What to work on - Return, from the listing below, every line that includes "JSON".

Given data -
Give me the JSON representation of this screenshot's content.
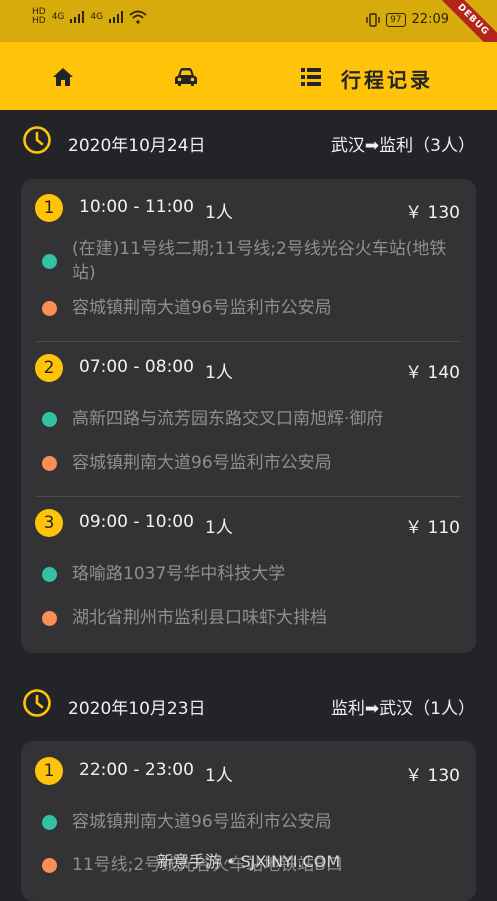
{
  "status_bar": {
    "left_label_top": "HD",
    "left_label_bottom": "HD",
    "signal_1": "4G",
    "signal_2": "4G",
    "battery": "97",
    "time": "22:09",
    "debug_banner": "DEBUG"
  },
  "nav": {
    "title": "行程记录",
    "home_icon": "home-icon",
    "car_icon": "car-icon",
    "list_icon": "list-icon"
  },
  "days": [
    {
      "date": "2020年10月24日",
      "route": "武汉➡监利（3人）",
      "trips": [
        {
          "index": "1",
          "time": "10:00 - 11:00",
          "people": "1人",
          "price": "￥ 130",
          "start": "(在建)11号线二期;11号线;2号线光谷火车站(地铁站)",
          "end": "容城镇荆南大道96号监利市公安局"
        },
        {
          "index": "2",
          "time": "07:00 - 08:00",
          "people": "1人",
          "price": "￥ 140",
          "start": "高新四路与流芳园东路交叉口南旭辉·御府",
          "end": "容城镇荆南大道96号监利市公安局"
        },
        {
          "index": "3",
          "time": "09:00 - 10:00",
          "people": "1人",
          "price": "￥ 110",
          "start": "珞喻路1037号华中科技大学",
          "end": "湖北省荆州市监利县口味虾大排档"
        }
      ]
    },
    {
      "date": "2020年10月23日",
      "route": "监利➡武汉（1人）",
      "trips": [
        {
          "index": "1",
          "time": "22:00 - 23:00",
          "people": "1人",
          "price": "￥ 130",
          "start": "容城镇荆南大道96号监利市公安局",
          "end": "11号线;2号线光谷火车站地铁站B口"
        }
      ]
    }
  ],
  "watermark": "新意手游 • SJXINYI.COM",
  "colors": {
    "accent": "#ffc309",
    "status_bar": "#d8ab0c",
    "background": "#232427",
    "card": "#333336",
    "start_dot": "#33c2a3",
    "end_dot": "#fb8e55"
  }
}
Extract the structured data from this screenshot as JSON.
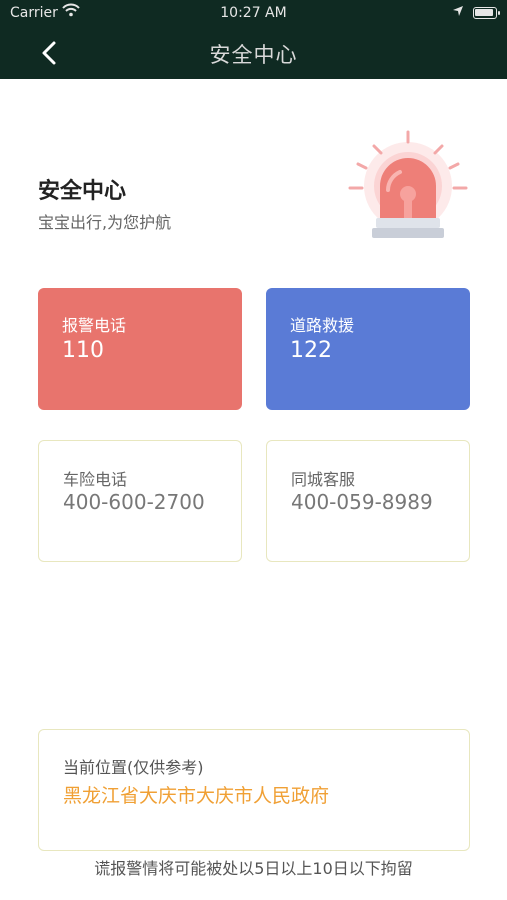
{
  "status_bar": {
    "carrier": "Carrier",
    "time": "10:27 AM"
  },
  "nav": {
    "title": "安全中心",
    "back_icon": "chevron-left-icon"
  },
  "header": {
    "title": "安全中心",
    "subtitle": "宝宝出行,为您护航",
    "illustration": "siren-alarm-icon"
  },
  "cards": {
    "police": {
      "label": "报警电话",
      "number": "110",
      "color": "#e8746d"
    },
    "road_rescue": {
      "label": "道路救援",
      "number": "122",
      "color": "#5a7bd6"
    },
    "insurance": {
      "label": "车险电话",
      "number": "400-600-2700"
    },
    "city_service": {
      "label": "同城客服",
      "number": "400-059-8989"
    }
  },
  "location": {
    "label": "当前位置(仅供参考)",
    "value": "黑龙江省大庆市大庆市人民政府",
    "value_color": "#f0a035"
  },
  "footer": {
    "note": "谎报警情将可能被处以5日以上10日以下拘留"
  },
  "colors": {
    "nav_bg": "#0f2a22",
    "outline_border": "#e8e7bf"
  }
}
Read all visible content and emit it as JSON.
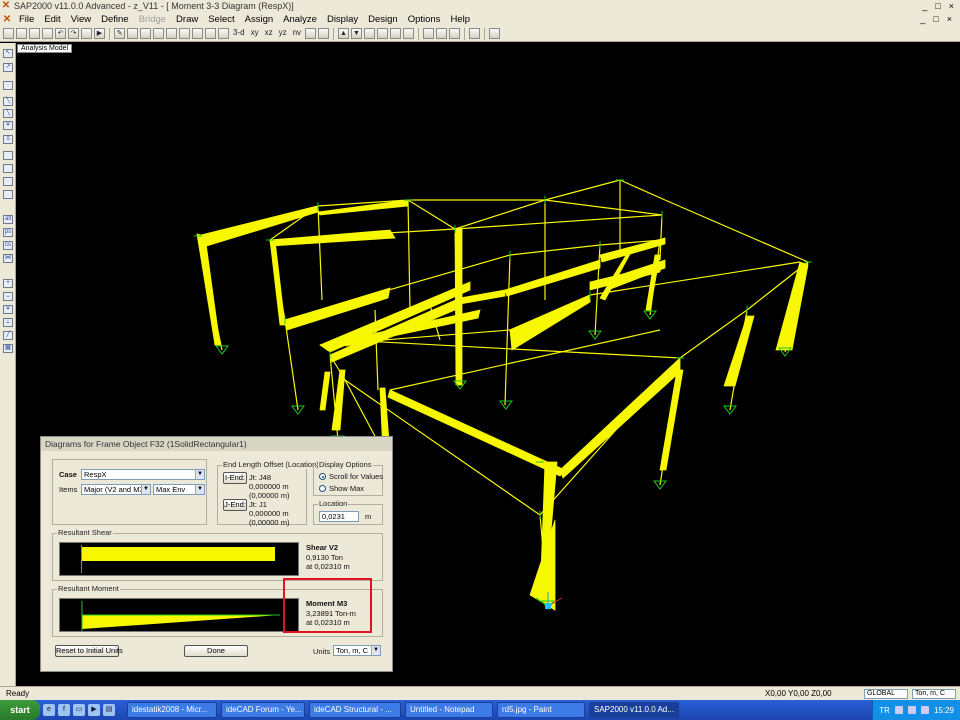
{
  "window": {
    "title": "SAP2000 v11.0.0 Advanced  - z_V11 - [  Moment 3-3 Diagram  (RespX)]",
    "controls": [
      "_",
      "□",
      "×"
    ]
  },
  "menubar": {
    "items": [
      {
        "label": "File",
        "enabled": true
      },
      {
        "label": "Edit",
        "enabled": true
      },
      {
        "label": "View",
        "enabled": true
      },
      {
        "label": "Define",
        "enabled": true
      },
      {
        "label": "Bridge",
        "enabled": false
      },
      {
        "label": "Draw",
        "enabled": true
      },
      {
        "label": "Select",
        "enabled": true
      },
      {
        "label": "Assign",
        "enabled": true
      },
      {
        "label": "Analyze",
        "enabled": true
      },
      {
        "label": "Display",
        "enabled": true
      },
      {
        "label": "Design",
        "enabled": true
      },
      {
        "label": "Options",
        "enabled": true
      },
      {
        "label": "Help",
        "enabled": true
      }
    ],
    "mdi_controls": [
      "_",
      "□",
      "×"
    ]
  },
  "toolbar": {
    "view_labels": [
      "3-d",
      "xy",
      "xz",
      "yz",
      "nv"
    ]
  },
  "canvas": {
    "tab_label": "Analysis Model"
  },
  "dialog": {
    "title": "Diagrams for Frame Object F32  (1SolidRectangular1)",
    "case_label": "Case",
    "case_value": "RespX",
    "items_label": "Items",
    "items_value": "Major (V2 and M3)",
    "env_value": "Max Env",
    "end_offset": {
      "title": "End Length Offset (Location)",
      "i_end_button": "I-End:",
      "i_joint": "Jt:  J48",
      "i_val1": "0,000000 m",
      "i_val2": "(0,00000 m)",
      "j_end_button": "J-End:",
      "j_joint": "Jt:  J1",
      "j_val1": "0,000000 m",
      "j_val2": "(0,00000 m)"
    },
    "display_options": {
      "title": "Display Options",
      "scroll_label": "Scroll for Values",
      "showmax_label": "Show Max"
    },
    "location": {
      "title": "Location",
      "value": "0,0231",
      "unit": "m"
    },
    "shear": {
      "group_title": "Resultant Shear",
      "title": "Shear V2",
      "value": "0,9130 Ton",
      "at": "at 0,02310 m"
    },
    "moment": {
      "group_title": "Resultant Moment",
      "title": "Moment M3",
      "value": "3,23891 Ton-m",
      "at": "at 0,02310 m"
    },
    "reset_button": "Reset to Initial Units",
    "done_button": "Done",
    "units_label": "Units",
    "units_value": "Ton, m, C"
  },
  "statusbar": {
    "status": "Ready",
    "coords": "X0,00  Y0,00  Z0,00",
    "coord_system": "GLOBAL",
    "units": "Ton, m, C"
  },
  "taskbar": {
    "start_label": "start",
    "tasks": [
      {
        "label": "idestatik2008 - Micr...",
        "active": false
      },
      {
        "label": "ideCAD Forum - Ye...",
        "active": false
      },
      {
        "label": "ideCAD Structural - ...",
        "active": false
      },
      {
        "label": "Untitled - Notepad",
        "active": false
      },
      {
        "label": "rd5.jpg - Paint",
        "active": false
      },
      {
        "label": "SAP2000 v11.0.0 Ad...",
        "active": true
      }
    ],
    "lang": "TR",
    "clock": "15:29"
  },
  "colors": {
    "diagram_fill": "#f7f700",
    "joint_marker": "#1ec81e",
    "highlight": "#e0141e",
    "canvas_bg": "#000000"
  }
}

Task answer -
Give me the JSON representation of this screenshot's content.
Extract the structured data from this screenshot as JSON.
Read all visible content and emit it as JSON.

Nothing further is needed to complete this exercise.